US6676035Oct 11, 2001Jan 13, 2004Siemens Automotive CorporationDual-spring compensator assembly for a fuel injector and method
US6715695 *Oct 11, 2001Apr 6, 2004Siemens Automotive CorporationPressure responsive valve for a compensator in a solid state actuator
US6739528Oct 11, 2001May 25, 2004Siemens Automotive CorporationCompensator assembly having a flexible diaphragm and an internal filling tube for a fuel injector and method
US6755353Oct 11, 2001Jun 29, 2004Siemens Automotive CorporationCompensator assembly having a pressure responsive valve for a solid state actuator of a fuel injector
US7165756 *Sep 15, 2004Jan 23, 2007Robert Bosch GmbhPressure regulating valve for common-rail fuel injection system
US8740108 *Dec 17, 2010Jun 3, 2014David CaughranAtomizer system for improved fuel systems
US20050056802 *Sep 15, 2004Mar 17, 2005Christian BraeuerPressure regulating valve for common-rail fuel injection system
US20090025346 *Sep 30, 2008Jan 29, 2009Parata Systems, LlcDevices for capping vials useful in system and method for dispensing prescriptions
CN101639022BJul 28, 2009Nov 13, 2013大陆汽车有限公司喷射阀
Classifications
U.S. Classification251/129.18, 239/533.4, 251/285, 239/581.1
International ClassificationF02M61/18, F02M61/16, F02M59/44, F02M65/00, F02M51/06
Cooperative ClassificationF02M59/44, F02M61/18, F02M61/184, F02M61/1826, F02M65/005, F02M51/0653, F02M61/161
European ClassificationF02M51/06B2D2B, F02M65/00D, F02M61/18, F02M61/16B, F02M59/44, F02M61/18B7, F02M61/18B9
Legal Events
DateCodeEventDescription
Feb 24, 1997ASAssignment
Owner name: ZEXEL CORPORATION, JAPAN
Free format text: ASSIGNMENT OF ASSIGNORS INTEREST;ASSIGNORS:HASEGAWA, TOSHIYUKI;MIYAMOTO, TAKESHI;NOZAKI, SHINYA;REEL/FRAME:008529/0821
Effective date: 19970127
May 4, 2001ASAssignment
Owner name: BOSCH AUTOMOTIVE SYSTEMS CORPORATION, JAPAN
Free format text: CHANGE OF NAME;ASSIGNOR:ZEXEL CORPORATION;REEL/FRAME:011874/0620
Effective date: 20000701
Oct 29, 2003REMIMaintenance fee reminder mailed

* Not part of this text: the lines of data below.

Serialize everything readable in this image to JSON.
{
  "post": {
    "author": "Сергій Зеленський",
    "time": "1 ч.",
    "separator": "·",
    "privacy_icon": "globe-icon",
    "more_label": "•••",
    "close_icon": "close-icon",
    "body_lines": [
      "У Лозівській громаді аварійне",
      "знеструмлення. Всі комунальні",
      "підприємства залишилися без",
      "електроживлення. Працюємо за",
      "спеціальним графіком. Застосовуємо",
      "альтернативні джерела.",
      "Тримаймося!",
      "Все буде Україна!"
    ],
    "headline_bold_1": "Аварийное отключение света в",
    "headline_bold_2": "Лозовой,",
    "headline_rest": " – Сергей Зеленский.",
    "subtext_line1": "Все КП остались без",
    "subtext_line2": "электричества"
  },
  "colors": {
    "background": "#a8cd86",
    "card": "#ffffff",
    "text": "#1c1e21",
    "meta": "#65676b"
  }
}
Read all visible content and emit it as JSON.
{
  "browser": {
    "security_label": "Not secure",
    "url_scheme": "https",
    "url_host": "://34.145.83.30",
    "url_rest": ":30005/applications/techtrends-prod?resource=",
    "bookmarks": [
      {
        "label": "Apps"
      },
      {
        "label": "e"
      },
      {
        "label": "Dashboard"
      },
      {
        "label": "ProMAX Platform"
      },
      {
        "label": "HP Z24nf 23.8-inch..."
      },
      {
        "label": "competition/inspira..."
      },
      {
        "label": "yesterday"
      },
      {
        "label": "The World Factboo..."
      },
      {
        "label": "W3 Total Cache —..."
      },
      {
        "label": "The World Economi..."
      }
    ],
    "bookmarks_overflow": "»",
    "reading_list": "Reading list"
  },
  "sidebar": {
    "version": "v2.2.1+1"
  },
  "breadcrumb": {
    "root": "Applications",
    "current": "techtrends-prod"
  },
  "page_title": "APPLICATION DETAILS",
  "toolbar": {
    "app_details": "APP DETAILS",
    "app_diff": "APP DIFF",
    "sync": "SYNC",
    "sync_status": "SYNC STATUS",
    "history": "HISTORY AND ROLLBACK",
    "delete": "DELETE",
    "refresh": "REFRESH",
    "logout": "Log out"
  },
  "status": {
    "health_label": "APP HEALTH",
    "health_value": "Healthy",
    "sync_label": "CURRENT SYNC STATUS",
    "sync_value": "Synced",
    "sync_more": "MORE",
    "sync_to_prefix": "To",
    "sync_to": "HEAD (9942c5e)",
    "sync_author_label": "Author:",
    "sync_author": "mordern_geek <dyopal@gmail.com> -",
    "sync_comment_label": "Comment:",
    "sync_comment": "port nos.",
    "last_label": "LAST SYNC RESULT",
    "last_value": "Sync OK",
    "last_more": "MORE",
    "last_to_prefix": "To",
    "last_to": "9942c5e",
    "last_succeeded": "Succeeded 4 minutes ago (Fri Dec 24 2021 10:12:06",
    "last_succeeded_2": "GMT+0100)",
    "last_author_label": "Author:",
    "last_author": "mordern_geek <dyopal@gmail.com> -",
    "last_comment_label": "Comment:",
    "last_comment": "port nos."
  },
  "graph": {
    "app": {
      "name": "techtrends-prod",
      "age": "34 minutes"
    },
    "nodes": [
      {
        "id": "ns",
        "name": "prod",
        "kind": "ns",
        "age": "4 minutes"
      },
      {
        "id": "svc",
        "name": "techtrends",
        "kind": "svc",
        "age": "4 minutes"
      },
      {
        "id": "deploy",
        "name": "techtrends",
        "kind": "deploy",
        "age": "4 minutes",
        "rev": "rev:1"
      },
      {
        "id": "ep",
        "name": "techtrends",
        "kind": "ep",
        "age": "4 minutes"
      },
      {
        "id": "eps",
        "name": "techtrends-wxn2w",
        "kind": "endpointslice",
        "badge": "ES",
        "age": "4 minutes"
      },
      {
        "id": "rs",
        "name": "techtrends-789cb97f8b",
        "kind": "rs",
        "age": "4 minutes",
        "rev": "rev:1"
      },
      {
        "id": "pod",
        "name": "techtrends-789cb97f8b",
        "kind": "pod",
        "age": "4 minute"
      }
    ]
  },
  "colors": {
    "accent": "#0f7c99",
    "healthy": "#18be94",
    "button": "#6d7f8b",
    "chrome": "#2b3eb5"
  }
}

Apr 12, 2004LAPSLapse for failure to pay maintenance fees
Jun 8, 2004FPExpired due to failure to pay maintenance fee
Effective date: 20040411